Big data is viewed by most of the public with immense caution and fear, conjuring images of Big Brother watching your every move in an Orwell-esque nightmare. We are well versed in films, books and tv shows which display thought-police controlling us and robots enforcing the law of a tyrannical government. However, in reality, Big Data saves lives, and is making a better world for the future. The only problem is that restrictions in the availability of data, in particular medical research, are really delaying the development of Big Data.
One of the biggest problems here is that data restrictions is in the fight against cancer; researchers will often pinpoint lack of data availability as one of the biggest challenges faced in their research.
The idea is that this data could be brought together and examined so that it is more than the sum of its parts, but this data is often in ‘data silos’, and there is no communication between these groups. Furthermore, it is common to find the genetic make-up of cancer cells from a patient in one silo, and a completely separate and difficult to navigate database containing the patient’s information, symptoms, and response to treatment. These two pieces of information only have value when studied side by side, where there is the possibility they will reveal previously unknown causes of cancer, and help towards the development of more effective treatments.
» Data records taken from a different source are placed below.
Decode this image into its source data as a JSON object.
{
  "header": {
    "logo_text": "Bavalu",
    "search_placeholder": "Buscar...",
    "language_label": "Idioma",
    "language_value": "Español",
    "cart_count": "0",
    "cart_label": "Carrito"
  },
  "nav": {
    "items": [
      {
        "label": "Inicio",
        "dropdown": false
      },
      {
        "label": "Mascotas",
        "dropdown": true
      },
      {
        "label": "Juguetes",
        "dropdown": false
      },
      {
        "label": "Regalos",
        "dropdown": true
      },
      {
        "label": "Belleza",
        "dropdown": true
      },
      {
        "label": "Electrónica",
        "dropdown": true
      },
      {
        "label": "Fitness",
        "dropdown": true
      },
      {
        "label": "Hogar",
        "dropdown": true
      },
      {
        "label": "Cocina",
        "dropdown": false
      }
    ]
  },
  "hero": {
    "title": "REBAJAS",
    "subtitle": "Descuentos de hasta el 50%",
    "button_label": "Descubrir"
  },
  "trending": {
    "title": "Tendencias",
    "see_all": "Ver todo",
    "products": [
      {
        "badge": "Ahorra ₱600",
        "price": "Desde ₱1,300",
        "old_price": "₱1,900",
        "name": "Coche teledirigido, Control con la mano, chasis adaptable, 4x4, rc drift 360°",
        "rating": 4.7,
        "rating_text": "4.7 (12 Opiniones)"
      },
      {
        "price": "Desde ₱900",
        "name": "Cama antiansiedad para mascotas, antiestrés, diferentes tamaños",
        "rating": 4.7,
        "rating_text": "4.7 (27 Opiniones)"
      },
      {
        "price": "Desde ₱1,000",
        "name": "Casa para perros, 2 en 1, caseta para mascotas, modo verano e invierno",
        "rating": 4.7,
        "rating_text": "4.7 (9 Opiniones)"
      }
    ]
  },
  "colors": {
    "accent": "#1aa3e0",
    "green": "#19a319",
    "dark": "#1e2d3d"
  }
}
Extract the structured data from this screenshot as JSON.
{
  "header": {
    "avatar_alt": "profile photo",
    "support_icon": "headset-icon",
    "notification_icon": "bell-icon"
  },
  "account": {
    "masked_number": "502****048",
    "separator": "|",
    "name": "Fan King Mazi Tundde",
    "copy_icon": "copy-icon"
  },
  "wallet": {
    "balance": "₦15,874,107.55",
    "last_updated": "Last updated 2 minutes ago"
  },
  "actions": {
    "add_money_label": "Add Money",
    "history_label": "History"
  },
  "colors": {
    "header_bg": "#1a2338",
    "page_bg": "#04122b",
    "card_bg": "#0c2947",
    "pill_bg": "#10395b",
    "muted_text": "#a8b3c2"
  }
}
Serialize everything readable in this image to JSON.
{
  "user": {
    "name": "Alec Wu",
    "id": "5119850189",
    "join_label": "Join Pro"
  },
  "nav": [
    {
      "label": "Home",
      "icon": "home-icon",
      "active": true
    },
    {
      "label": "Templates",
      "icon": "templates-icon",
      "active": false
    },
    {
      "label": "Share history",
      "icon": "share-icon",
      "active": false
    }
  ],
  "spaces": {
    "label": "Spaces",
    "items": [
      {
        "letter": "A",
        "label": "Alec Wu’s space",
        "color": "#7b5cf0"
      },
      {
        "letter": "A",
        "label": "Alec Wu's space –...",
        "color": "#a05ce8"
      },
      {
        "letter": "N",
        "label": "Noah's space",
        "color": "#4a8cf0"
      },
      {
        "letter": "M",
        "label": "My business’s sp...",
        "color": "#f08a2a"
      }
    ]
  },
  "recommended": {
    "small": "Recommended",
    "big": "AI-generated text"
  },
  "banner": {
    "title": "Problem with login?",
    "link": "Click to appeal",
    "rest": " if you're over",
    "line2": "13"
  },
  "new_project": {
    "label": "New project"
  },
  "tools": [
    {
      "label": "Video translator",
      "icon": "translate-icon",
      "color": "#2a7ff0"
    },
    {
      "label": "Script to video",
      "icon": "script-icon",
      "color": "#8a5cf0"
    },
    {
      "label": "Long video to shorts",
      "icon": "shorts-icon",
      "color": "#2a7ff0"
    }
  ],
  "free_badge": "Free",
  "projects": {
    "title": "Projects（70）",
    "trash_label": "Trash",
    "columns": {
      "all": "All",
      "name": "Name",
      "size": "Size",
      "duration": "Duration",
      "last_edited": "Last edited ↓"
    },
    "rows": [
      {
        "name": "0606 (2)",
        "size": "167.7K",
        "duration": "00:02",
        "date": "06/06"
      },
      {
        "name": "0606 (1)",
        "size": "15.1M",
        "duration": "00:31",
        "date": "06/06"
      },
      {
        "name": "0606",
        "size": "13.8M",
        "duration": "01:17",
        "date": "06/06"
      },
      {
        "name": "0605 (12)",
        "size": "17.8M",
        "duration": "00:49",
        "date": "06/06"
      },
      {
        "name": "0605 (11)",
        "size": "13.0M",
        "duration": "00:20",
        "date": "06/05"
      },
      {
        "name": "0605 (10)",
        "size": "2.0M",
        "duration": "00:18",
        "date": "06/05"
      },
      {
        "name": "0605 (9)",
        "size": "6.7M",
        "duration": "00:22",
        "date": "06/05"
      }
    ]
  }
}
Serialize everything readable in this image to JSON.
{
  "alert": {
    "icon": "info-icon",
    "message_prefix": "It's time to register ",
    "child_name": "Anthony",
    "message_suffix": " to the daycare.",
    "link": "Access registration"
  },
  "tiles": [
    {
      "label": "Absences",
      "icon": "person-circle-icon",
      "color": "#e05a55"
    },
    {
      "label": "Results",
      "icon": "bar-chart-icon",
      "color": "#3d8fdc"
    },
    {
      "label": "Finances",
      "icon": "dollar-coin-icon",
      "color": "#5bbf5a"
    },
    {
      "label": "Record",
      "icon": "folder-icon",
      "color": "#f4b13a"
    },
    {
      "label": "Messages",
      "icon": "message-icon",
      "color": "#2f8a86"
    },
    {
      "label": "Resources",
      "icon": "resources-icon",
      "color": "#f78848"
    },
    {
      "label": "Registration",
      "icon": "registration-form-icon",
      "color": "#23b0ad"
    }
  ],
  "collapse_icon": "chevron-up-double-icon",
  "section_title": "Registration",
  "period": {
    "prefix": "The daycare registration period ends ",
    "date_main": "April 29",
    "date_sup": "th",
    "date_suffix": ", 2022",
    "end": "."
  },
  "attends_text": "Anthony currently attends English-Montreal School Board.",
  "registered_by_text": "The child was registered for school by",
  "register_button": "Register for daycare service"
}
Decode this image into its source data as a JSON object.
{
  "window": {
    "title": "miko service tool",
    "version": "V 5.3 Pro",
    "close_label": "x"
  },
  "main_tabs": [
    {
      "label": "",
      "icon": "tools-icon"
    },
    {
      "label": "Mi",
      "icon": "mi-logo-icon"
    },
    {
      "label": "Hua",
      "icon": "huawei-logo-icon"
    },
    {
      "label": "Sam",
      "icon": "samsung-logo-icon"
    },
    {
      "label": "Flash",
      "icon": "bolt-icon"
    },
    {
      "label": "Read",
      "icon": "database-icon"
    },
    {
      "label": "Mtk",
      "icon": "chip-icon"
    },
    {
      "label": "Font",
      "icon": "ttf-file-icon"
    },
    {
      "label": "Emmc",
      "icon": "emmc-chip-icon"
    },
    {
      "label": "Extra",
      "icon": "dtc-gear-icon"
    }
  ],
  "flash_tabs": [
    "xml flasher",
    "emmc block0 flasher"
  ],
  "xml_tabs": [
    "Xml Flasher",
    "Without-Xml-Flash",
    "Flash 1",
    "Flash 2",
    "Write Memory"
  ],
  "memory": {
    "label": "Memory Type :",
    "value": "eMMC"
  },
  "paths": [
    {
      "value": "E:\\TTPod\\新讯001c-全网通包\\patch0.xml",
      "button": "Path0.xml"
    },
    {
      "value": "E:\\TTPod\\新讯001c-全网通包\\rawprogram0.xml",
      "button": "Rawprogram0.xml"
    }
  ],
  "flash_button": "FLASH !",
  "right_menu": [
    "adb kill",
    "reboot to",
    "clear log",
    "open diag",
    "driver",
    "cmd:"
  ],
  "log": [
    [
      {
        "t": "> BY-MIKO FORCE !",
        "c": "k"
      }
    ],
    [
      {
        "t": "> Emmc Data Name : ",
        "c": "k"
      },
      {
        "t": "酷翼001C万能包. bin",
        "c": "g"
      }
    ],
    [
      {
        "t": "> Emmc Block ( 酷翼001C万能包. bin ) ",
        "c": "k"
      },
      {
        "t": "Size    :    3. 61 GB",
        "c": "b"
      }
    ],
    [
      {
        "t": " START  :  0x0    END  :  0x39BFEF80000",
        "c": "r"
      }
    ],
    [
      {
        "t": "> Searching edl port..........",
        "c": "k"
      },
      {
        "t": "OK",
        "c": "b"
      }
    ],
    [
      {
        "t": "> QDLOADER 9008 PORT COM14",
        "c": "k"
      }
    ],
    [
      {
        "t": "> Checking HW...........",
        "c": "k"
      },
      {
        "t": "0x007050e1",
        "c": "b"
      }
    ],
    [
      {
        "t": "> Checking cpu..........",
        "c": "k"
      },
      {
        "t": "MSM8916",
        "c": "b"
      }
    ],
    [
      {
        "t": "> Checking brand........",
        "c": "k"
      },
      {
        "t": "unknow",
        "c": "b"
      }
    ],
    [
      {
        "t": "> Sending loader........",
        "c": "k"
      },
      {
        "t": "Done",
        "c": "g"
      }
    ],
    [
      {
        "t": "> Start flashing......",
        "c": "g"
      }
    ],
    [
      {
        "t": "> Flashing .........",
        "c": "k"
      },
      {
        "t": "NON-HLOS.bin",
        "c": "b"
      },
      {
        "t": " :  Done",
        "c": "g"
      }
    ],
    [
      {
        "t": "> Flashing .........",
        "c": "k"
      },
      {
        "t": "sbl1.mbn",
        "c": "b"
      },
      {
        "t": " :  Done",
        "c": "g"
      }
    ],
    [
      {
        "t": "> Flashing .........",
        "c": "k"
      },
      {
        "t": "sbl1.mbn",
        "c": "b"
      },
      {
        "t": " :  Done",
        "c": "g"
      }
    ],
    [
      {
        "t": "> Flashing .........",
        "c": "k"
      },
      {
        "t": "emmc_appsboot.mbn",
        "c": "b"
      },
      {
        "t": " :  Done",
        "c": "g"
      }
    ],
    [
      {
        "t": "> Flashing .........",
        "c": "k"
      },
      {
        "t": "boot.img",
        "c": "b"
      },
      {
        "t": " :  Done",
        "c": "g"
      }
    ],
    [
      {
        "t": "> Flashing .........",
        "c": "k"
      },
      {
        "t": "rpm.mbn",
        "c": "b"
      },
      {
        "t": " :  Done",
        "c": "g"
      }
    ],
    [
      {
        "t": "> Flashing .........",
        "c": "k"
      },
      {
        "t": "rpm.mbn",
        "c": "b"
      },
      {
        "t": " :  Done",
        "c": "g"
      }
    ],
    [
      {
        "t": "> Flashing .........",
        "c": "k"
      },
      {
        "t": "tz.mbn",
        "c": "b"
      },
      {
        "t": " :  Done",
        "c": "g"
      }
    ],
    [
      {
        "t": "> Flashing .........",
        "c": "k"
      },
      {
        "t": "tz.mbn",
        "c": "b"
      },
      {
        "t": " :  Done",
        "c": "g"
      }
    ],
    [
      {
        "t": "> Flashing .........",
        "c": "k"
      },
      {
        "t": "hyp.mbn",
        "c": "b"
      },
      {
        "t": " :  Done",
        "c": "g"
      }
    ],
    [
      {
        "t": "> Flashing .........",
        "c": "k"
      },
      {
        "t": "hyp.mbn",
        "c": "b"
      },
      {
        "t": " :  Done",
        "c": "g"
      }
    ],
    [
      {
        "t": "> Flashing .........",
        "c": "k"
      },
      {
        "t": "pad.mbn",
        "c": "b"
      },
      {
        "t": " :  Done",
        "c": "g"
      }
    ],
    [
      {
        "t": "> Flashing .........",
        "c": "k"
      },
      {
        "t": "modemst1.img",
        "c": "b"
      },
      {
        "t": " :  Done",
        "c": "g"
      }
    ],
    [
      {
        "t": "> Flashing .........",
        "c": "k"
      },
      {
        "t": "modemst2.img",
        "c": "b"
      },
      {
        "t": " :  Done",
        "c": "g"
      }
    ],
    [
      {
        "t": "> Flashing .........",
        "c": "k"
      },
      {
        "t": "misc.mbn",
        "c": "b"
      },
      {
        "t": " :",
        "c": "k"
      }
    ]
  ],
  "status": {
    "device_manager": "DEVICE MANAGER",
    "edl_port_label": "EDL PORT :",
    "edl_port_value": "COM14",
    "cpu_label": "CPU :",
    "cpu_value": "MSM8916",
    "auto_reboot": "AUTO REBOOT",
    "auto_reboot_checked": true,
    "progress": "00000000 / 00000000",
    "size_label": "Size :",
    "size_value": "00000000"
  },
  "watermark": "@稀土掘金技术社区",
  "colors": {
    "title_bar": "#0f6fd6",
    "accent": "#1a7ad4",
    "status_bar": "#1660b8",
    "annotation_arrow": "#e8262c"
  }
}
Furthermore, this data availability problem is also harmful in other areas of medical research. In terms of rare diseases, it seems as though it would be a lot better for doctors to be able to easily access the research of others, and share their research. This could lead to a superior understanding of the disease, and would lead to an international body of research that would be helping researchers and patients from other sides of the world. Through responsible and effective sharing of data over, in effect, a ‘genomic internet’, data collaboration can help save lives.
Patients are also playing a role in the development of data sharing. For example, ROS1 is a gene that, when damaged, can give rise to cancer. Spurred on by a lack of progress with this disease, over 130 patients from 11 different countries came together and have approached a foundation to develop a clinical trial for this disease. It is likely that we will see a lot more patient-driven approaches in coming years, which promises to be beneficial for rare disease and cancer research.
There has recently been a call for a change in policy, which would enable data sharing that will eventually increase survival rates and improve the quality of life of cancer patients. Patient involvement is at the heart of this work, giving the public a vital role to play in making this a reality. Only with the support of the public can Big Data be used for such a good cause worldwide.